**PROBLEM DESCRIPTION**
Your response must be made up of each line in the data below that contains the string "icon".

[Opening RECORDS TO PROCESS section]

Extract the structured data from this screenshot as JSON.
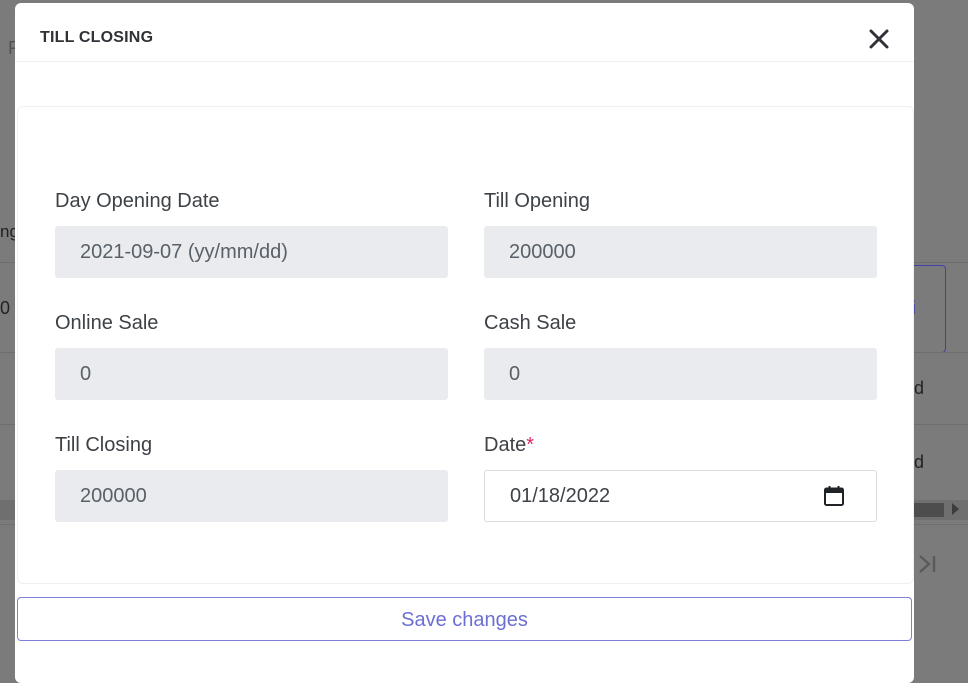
{
  "modal": {
    "title": "TILL CLOSING",
    "close_icon": "close-icon",
    "save_label": "Save changes"
  },
  "form": {
    "day_opening_date": {
      "label": "Day Opening Date",
      "value": "2021-09-07 (yy/mm/dd)"
    },
    "till_opening": {
      "label": "Till Opening",
      "value": "200000"
    },
    "online_sale": {
      "label": "Online Sale",
      "value": "0"
    },
    "cash_sale": {
      "label": "Cash Sale",
      "value": "0"
    },
    "till_closing": {
      "label": "Till Closing",
      "value": "200000"
    },
    "date": {
      "label": "Date",
      "required_mark": "*",
      "value": "01/18/2022",
      "icon": "calendar-icon"
    }
  },
  "background": {
    "frag_top": "F",
    "frag_left_1": "ng",
    "frag_left_2": "0",
    "frag_right_1": "i",
    "frag_right_2": "d",
    "frag_right_3": "d",
    "last_page_icon": "last-page-icon"
  },
  "colors": {
    "accent": "#6b6fd4",
    "required": "#e0245e",
    "input_bg": "#e9ebee",
    "overlay": "#7b7b7b"
  }
}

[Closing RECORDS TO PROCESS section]

**WRITTEN RESPONSE**
    "close_icon": "close-icon",
      "icon": "calendar-icon"
    "last_page_icon": "last-page-icon"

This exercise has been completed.